Music Chemical Effects on the Brain
Music has a powerful impact on mental health and the brain. As research has shown, listening to it can reduce stress, anxiety, and depression. It can also improve mood, cognitive function, and quality of life. One other reason why music can be so beneficial is by helping to regulate emotions.
What music does it do?
The rhythms have the ability to evoke strong emotional responses, and listening to what matches or supports a particular emotional state can help individuals process and regulate emotions more effectively in several ways such:
- including improving cognitive performance,
- reducing stress,
- helping to control appetite,
- improving memory,
- managing pain,
- promoting better sleep,
- improving mood and motivation,
- reducing symptoms of depression,
- enhancing endurance and performance.
- Improving communication and social skills
- Increasing self-awareness
- Promoting emotional expression and regulation.
Chemical effects on the brain
Many studies have shown different types of positive effects on the brain. But chemically, music rhythms affect the brain chemically in several ways. This happens because the brain is activated to release certain hormones such as dopamine and oxytocin and limit the release of other hormones such as cortisol, as research has shown.
First, dopamine is a chemical that’s associated with pleasure and reward. Thereby, listening to upbeat or dance songs have a powerful impact on the release of dopamine and feeling a great amount of pleasure.
Oxytocin, then, is a hormone associated with social bonding and attachment. Some research has suggested that music with a strong and regular rhythm can increase oxytocin levels and promote feelings of social connectedness.
Cortisol, on the other hand, is a hormone released in response to stress, and studies have shown that listening to relaxing music with a slow and steady rhythm can lower cortisol levels and promote relaxation.
Overall, music is a valuable tool that may have a profound effect on our emotions, mood, and overall well-being and health. Hence, incorporating it into daily life can be a healthy coping mechanism and a form of a self-care.

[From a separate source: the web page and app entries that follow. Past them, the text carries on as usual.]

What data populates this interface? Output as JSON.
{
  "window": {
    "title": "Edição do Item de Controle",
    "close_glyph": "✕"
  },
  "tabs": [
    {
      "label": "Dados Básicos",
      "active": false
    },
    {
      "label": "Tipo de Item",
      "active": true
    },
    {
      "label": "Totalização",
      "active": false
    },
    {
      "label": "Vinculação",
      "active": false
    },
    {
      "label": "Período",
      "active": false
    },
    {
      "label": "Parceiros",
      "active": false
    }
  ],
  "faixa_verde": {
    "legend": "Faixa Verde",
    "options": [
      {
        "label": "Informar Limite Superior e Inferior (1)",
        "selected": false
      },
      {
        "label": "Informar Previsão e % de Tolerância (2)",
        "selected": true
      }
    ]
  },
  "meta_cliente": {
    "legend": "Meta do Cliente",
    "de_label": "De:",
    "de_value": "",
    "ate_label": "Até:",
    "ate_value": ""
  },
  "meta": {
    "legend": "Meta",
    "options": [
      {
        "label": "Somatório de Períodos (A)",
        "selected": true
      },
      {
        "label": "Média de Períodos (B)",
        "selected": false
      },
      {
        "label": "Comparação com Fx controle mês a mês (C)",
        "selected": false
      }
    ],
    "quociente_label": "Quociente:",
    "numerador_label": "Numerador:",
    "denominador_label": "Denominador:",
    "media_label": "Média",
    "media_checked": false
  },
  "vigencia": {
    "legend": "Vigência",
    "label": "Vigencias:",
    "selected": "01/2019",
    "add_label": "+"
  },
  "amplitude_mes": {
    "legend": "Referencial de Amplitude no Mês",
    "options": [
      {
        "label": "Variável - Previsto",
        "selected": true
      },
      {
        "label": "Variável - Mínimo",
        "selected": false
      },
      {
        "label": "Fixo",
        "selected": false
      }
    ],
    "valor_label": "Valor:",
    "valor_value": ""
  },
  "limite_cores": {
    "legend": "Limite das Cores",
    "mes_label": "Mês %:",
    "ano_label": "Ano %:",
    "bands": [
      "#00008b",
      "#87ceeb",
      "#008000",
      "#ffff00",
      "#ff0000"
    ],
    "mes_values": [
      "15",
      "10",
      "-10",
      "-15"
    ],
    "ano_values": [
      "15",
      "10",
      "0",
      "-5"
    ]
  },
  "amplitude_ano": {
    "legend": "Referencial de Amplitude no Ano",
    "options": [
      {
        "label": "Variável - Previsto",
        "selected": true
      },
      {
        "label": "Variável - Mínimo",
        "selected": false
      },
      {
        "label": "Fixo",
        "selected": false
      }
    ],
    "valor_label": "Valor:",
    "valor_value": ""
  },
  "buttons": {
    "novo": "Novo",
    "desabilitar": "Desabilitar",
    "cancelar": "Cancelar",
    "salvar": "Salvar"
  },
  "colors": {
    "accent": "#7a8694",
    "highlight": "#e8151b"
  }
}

However, this doesn’t mean that it is a substitute for professional therapy. Don’t forget to keep your mental health in check. Contact Dr. Carla today.